When asked what her day-to-day is like, Natalie explained,

All of us love to tour, but we are unfortunately not quite to the point where it's sustainable to just be a working musician, which would be the sh*t. If I could wake up everyday and work on songs, that would totally be the sh*t.

But the reality for Natalie, like many young artists, involves hustling to make ends meet while also devoting time to her art. She added,

I work in two restaurants that are incredibly understanding about my lifestyle, which is really cool. They basically let me leave and tour and come back to work for them. That being said, I would love to not work in restaurants, as cool as they are. I would love to just pursue the thing that I'm really thinking about all the time. So, typically for me, and all the other members of the band, too... you have to work these kinds of basic jobs... None of us can really have a nine-to-five designer job.
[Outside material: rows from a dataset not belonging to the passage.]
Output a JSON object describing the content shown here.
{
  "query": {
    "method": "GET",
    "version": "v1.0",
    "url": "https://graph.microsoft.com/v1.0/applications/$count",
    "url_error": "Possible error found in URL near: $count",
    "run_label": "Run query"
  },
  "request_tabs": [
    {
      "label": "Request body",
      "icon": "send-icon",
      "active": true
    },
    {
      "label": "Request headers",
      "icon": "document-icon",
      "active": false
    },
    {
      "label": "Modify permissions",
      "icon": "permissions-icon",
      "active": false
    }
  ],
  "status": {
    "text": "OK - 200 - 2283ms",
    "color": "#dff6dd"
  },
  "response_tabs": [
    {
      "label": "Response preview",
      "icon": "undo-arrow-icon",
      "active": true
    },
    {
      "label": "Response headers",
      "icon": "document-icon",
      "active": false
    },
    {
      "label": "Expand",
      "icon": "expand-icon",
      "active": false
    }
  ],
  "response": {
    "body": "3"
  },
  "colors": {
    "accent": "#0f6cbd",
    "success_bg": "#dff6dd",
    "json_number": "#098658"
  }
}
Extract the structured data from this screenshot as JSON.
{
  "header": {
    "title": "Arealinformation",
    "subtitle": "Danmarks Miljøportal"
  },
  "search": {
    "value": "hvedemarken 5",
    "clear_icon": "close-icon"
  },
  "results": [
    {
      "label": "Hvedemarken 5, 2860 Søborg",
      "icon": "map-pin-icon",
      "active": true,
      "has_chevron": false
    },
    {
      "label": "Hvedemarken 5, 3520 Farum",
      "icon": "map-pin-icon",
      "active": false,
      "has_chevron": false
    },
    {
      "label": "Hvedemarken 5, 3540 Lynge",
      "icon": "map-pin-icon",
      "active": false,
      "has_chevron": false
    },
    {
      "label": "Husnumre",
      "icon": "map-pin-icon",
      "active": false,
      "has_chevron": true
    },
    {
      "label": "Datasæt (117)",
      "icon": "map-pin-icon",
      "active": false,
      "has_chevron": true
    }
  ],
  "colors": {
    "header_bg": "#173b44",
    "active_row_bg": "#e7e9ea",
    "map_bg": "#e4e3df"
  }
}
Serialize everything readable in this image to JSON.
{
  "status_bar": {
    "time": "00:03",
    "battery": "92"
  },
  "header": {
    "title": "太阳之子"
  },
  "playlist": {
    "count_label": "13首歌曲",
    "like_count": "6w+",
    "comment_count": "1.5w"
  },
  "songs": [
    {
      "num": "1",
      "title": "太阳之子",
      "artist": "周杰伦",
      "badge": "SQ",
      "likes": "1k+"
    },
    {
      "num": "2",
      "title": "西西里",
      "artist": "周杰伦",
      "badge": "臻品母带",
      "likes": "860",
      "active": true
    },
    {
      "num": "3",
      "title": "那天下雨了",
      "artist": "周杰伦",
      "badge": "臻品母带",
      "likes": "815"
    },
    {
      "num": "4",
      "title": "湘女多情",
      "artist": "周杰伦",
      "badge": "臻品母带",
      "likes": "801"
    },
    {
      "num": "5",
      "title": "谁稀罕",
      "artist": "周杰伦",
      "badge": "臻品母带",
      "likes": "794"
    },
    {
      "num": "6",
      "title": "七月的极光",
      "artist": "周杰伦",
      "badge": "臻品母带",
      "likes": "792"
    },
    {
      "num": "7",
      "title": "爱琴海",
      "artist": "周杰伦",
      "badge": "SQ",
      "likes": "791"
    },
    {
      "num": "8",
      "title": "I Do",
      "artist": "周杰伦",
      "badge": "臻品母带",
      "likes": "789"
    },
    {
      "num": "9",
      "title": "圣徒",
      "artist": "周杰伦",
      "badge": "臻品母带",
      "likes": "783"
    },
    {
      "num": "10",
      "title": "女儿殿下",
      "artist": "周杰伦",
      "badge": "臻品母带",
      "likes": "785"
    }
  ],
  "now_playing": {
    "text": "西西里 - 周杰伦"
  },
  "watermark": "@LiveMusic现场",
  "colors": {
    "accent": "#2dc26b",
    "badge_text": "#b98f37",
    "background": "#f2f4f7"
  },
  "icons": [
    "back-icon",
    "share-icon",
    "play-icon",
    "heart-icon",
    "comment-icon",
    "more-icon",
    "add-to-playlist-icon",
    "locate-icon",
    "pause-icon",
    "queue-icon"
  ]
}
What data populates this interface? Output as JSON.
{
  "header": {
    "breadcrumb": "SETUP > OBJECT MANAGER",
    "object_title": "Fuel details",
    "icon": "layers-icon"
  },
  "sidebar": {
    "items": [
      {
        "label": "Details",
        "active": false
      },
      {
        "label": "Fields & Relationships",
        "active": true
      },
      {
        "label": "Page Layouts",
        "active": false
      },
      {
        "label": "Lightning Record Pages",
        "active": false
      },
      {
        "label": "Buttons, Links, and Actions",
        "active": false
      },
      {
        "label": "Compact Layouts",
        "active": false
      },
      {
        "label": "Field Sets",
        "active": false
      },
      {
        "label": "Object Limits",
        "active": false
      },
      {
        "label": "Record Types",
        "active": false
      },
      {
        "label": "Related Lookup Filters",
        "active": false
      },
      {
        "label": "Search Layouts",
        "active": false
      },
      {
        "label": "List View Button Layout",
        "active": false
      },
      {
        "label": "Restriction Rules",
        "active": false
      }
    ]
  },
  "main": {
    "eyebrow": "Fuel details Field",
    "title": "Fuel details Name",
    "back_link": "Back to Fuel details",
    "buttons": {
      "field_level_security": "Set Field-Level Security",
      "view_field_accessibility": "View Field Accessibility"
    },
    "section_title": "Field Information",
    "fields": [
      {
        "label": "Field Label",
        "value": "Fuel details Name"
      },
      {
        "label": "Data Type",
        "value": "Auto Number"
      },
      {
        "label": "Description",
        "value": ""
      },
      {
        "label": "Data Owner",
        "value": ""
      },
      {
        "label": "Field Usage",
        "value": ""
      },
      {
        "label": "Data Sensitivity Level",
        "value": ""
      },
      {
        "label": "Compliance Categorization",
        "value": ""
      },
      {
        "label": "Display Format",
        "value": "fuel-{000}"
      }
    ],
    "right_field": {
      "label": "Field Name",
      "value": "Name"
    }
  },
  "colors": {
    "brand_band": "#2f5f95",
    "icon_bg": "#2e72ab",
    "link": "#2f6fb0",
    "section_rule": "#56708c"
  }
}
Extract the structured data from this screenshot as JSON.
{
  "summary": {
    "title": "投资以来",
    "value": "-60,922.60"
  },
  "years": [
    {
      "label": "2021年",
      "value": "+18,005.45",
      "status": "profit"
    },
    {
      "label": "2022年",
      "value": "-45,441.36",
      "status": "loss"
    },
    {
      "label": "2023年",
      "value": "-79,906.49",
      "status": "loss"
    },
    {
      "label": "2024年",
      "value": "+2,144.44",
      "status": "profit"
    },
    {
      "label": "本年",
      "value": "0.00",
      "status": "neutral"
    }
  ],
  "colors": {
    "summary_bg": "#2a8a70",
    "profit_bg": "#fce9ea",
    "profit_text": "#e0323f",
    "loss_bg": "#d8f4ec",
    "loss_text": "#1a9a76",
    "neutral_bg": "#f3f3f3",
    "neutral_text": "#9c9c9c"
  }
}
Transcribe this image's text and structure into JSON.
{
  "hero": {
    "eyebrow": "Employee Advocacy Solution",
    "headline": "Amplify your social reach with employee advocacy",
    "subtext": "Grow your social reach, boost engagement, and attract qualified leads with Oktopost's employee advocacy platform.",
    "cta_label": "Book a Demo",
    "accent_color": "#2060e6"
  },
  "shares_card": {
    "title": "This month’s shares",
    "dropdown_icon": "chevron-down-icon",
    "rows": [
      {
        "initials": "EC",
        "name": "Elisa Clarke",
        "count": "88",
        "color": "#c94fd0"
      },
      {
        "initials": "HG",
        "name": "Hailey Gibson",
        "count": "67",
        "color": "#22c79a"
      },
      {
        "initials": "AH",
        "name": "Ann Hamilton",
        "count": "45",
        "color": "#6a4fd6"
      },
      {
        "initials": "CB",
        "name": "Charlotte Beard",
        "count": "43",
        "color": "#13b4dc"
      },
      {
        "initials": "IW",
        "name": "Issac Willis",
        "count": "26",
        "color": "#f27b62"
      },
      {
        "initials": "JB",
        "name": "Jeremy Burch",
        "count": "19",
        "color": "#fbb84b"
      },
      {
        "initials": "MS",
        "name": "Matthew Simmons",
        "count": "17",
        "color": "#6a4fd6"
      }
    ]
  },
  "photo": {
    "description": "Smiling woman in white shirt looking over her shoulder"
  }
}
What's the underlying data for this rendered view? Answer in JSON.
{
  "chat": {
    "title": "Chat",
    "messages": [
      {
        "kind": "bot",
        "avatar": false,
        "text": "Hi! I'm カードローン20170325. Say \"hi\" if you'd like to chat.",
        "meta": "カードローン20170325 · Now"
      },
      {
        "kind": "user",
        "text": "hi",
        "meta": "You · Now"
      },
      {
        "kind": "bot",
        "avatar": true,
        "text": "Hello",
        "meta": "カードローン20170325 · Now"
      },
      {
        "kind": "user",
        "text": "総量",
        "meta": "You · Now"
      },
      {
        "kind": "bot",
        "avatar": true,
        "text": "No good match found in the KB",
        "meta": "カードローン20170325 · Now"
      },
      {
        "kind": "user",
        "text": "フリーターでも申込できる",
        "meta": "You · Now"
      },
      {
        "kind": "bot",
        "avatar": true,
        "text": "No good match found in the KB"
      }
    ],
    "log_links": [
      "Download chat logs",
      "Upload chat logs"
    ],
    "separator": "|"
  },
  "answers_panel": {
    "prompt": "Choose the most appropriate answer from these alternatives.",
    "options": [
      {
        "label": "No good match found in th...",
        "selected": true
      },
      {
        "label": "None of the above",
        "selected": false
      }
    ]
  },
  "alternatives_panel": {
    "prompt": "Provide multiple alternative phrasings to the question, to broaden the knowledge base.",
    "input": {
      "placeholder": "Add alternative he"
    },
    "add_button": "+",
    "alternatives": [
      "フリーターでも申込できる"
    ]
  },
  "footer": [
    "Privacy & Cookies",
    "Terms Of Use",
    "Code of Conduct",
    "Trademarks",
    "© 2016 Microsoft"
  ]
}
Cause I'd be like 'Oh yeah, I'm going to be gone for two months, that's cool, right?'

While catching restaurant shifts isn't ideal for any artist, working around their nine-to-five jobs has had an interesting effect on Nots' process. As Natalie explained,

We practice in a storage unit. Which is a story in itself, but it's open 24 hours so we pay them, I think, five extra dollars a month to have access to the electricity.

Meeting up in the evening to practice has also posed some unique challenges, since it happens to be primetime for other bands in the building.

There are plenty of characters in the storage unit [facility]. We compete with a lot of really horrible, all-dude metal bands, like screamo bands full of thirty-year-olds... There's also a mariachi band that practices on the fourth floor.

Honestly, we could talk to Natalie all day just about her storage unit travails. But there were other things to find out about her and the band, for instance, how she manages to juggle all of her commitments without getting discouraged. (This comes from the person who's started and given up on writing a novel approximately 1.3 billion times.) Her advice for aspiring artists trying to stay motivated when times get tough?

I would say persistence. That might sound lame, but I taught myself how to play guitar on About.com. It was really silly, and I was like, I'm never going to be good at this, I can't figure out these chords all these people are doing. And then I started playing music with other people and I was like, oh sh*t, this is amazing.

Natalie also cautions not holding yourself to "some imaginary standard" of what an artist should be. If the passion is there, then there's really no other choice but to buckle down and just do it. Not to sound like a Nike ad, but if Nots' growing success proves anything, there are no other options beyond committing to your dreams.

Be sure to catch Nots playing this Saturday in the Levitation Tent right around 4:20 (heh, heh). And stay updated on all things Nots by following their Facebook page.